By September 23, 2021October 14th, 2021No Comments
Bow of inflatable boat out at sea

Photo credit: Anna Jones

We are very fortunate in the summer months to be occasionally treated to sightings of feeding frenzies while we are out on our trips. These are congregations of multiple species, often in large numbers, all coming together to feed on a gathering of smaller baitfish, such as sardines. Although it is not always a common occurrence, we have been lucky enough to witness some instances which include several species, such as common dolphins, gannets, Atlantic bluefin tuna and minke whales. 

How to spot a feeding frenzy:

Look for gannets circling & diving. While out on our trips looking for dolphins, we often use the gannets as an indicator that dolphins may be around. Visible from a great distance away due to their bright white feathers and large, 2-metre wingspan, spotting gannets circling and diving can mean dolphins are feeding underneath, pushing the fish closer to the surface of the water, creating an easy opportunity for the gannets to grab some fish for themselves. When a feeding frenzy is occurring, gannets can gather together in their hundreds and be seen from hundreds of metres away! When gannets spot an opportunity to catch a fish, they tuck their wings in to streamline their bodies and plummet towards the water at up to 60mph, inflating air sacs in their head, neck and shoulders to cushion the impact. Beneath the chaos of gannets falling from the sky, dolphins surface at great speed creating large splashes as they work as a team to corral the shoal of fish together into a large tight-knit bait ball making it easier for them to pick off fish. 
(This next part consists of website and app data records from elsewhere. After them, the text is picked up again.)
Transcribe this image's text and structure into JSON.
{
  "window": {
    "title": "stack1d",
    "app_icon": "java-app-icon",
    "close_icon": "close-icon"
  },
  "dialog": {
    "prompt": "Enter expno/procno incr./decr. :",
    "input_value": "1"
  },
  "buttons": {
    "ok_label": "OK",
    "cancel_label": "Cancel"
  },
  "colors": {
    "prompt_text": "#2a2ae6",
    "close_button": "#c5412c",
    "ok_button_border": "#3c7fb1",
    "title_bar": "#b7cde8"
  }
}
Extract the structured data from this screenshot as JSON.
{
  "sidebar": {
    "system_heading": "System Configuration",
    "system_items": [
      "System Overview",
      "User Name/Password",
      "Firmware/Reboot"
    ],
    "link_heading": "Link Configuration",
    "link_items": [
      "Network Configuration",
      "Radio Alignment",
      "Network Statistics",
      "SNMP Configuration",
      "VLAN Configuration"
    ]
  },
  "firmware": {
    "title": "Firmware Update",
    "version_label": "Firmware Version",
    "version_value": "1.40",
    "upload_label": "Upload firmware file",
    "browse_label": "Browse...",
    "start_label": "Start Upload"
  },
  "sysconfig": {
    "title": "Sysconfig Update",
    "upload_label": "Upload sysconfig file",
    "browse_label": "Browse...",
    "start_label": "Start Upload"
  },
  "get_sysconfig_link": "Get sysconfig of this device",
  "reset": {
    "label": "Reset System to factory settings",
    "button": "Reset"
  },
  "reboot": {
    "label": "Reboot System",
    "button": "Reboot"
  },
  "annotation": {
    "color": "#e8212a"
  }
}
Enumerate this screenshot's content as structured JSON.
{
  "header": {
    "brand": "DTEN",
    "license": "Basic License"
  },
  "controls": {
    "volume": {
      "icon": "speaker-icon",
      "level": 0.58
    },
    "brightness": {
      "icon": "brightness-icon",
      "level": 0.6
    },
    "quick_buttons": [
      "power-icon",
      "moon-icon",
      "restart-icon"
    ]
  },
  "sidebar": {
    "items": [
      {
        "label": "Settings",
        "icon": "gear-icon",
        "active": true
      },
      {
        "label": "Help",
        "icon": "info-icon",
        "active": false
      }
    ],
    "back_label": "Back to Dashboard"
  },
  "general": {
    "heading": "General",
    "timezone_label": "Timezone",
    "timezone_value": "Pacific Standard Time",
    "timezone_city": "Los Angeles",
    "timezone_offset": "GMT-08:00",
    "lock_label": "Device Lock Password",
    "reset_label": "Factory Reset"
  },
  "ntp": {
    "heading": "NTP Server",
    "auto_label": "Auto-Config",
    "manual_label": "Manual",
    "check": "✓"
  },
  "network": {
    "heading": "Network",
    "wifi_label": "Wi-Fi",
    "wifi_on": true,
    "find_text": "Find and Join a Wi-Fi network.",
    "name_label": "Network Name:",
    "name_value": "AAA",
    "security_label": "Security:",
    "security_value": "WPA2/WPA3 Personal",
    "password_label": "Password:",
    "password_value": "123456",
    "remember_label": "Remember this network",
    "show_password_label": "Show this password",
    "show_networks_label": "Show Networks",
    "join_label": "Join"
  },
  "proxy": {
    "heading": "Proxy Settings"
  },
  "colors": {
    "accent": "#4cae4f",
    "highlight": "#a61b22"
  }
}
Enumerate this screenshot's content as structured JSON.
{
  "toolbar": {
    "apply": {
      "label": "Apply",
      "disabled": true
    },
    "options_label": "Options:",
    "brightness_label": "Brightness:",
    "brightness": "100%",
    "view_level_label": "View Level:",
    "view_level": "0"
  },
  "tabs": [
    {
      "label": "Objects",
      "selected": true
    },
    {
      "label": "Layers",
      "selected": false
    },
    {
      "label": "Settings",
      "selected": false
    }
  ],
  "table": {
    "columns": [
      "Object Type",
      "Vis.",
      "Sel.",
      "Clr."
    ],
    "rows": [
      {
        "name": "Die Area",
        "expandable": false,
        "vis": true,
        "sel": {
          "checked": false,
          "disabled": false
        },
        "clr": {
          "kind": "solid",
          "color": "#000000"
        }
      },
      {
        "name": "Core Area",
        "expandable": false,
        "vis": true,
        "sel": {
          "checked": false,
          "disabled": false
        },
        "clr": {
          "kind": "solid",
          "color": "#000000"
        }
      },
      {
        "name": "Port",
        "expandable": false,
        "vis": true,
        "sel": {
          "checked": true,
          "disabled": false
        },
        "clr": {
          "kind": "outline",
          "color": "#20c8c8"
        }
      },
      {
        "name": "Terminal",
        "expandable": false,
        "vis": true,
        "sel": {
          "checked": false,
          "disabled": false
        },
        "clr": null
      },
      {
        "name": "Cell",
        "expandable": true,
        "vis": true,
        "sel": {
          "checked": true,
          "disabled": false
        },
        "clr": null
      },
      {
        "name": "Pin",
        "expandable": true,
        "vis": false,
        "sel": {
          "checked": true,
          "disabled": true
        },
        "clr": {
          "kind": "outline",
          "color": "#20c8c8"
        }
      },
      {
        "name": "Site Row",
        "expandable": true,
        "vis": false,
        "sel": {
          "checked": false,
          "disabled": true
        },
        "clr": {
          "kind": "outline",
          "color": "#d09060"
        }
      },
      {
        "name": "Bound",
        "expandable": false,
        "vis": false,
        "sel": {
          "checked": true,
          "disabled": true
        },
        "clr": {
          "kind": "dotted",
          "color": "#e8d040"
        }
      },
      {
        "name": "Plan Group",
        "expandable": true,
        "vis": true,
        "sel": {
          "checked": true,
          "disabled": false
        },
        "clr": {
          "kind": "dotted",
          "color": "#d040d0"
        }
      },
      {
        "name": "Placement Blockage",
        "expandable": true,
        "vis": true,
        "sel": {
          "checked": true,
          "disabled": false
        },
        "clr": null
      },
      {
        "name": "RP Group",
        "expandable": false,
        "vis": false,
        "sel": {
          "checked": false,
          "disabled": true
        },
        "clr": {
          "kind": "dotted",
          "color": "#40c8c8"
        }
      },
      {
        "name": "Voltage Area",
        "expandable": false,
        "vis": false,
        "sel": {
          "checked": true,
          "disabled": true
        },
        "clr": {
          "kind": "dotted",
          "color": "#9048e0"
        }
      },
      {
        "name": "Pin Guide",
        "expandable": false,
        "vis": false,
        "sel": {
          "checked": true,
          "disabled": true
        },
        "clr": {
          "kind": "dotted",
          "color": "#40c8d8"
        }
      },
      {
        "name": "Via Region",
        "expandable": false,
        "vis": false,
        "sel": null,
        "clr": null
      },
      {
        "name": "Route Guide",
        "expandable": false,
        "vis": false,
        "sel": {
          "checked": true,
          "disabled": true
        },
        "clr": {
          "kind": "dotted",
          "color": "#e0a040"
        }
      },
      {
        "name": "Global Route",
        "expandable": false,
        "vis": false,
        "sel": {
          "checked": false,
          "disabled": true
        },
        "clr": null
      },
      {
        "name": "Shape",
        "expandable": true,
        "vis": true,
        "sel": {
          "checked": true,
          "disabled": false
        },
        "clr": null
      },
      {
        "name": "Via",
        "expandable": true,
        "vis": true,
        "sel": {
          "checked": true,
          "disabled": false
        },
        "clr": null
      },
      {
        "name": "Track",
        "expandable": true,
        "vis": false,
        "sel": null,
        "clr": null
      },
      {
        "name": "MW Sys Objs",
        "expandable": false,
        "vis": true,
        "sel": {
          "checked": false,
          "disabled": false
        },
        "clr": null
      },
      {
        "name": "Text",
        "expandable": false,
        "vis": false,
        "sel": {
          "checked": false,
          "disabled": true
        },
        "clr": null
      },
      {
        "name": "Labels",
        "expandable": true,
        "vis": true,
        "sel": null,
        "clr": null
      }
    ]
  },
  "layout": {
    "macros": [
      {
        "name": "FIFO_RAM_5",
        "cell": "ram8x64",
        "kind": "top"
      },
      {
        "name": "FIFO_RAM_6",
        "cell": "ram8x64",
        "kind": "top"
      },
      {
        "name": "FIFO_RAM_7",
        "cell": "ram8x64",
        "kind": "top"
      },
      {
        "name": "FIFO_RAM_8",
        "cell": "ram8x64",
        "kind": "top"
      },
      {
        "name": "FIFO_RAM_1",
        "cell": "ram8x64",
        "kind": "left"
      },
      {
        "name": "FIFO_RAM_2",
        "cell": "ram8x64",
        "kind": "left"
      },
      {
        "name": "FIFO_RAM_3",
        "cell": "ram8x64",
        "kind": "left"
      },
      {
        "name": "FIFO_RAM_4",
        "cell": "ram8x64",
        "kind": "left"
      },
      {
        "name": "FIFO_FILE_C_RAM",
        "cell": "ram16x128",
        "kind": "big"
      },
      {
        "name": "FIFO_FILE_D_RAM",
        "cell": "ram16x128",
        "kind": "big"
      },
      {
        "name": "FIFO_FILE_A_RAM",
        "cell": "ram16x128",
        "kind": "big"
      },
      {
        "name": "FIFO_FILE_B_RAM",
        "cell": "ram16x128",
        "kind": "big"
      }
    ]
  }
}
If we are lucky, we may even see bluefin tuna breaching the surface as they move at speed in excess of 40mph in pursuit of the same bait fish as the dolphins. The Atlantic bluefin tuna have been making a comeback to British waters in recent years as it is thought that conservation efforts have been helping this endangered species bounce back, which has allowed us an increasing number of sightings of this impressive animal in the last couple of years, particularly feeding in conjunction with other species like common dolphins.

Often when a feeding frenzy is occurring, we are treated to sightings of minke whales, circling around the periphery of the feeding dolphins and tuna. Minke whales are frequently found as solitary animals but can congregate in larger groups where food is abundant, so feeding opportunities like this provide the best chance of spotting multiple whales in one place. Minke whales will gulp feed on a wide variety of fish. They will travel through the water with their mouths wide open and expanding their pleated throats to engulf the large volumes of water, which they then sieve through their baleen to leave only the fish to be swallowed whole. 

It is a very humbling feeling to have a front seat for such a spectacle and leaves passengers and crew alike, stunned. Seeing these kind of feeding events in wildlife documentaries like Blue Planet might make you think you would have to travel across the world to witness one, but we are lucky enough to have these wonders of nature occur right here in Cornish waters!

gannets min cropped 1Feeding frenzy of gannets
Photo credit: Izzy Burns

gannets dilphins min cropped 2Common dolphins surfacing in front of gannets
Photo credit: Izzy Burns

flying gannets and dolphin min croppedMinke whale surfacing with gannets flying by
Photo credit: Izzy Burns

Anna Jones & Jenny Simpson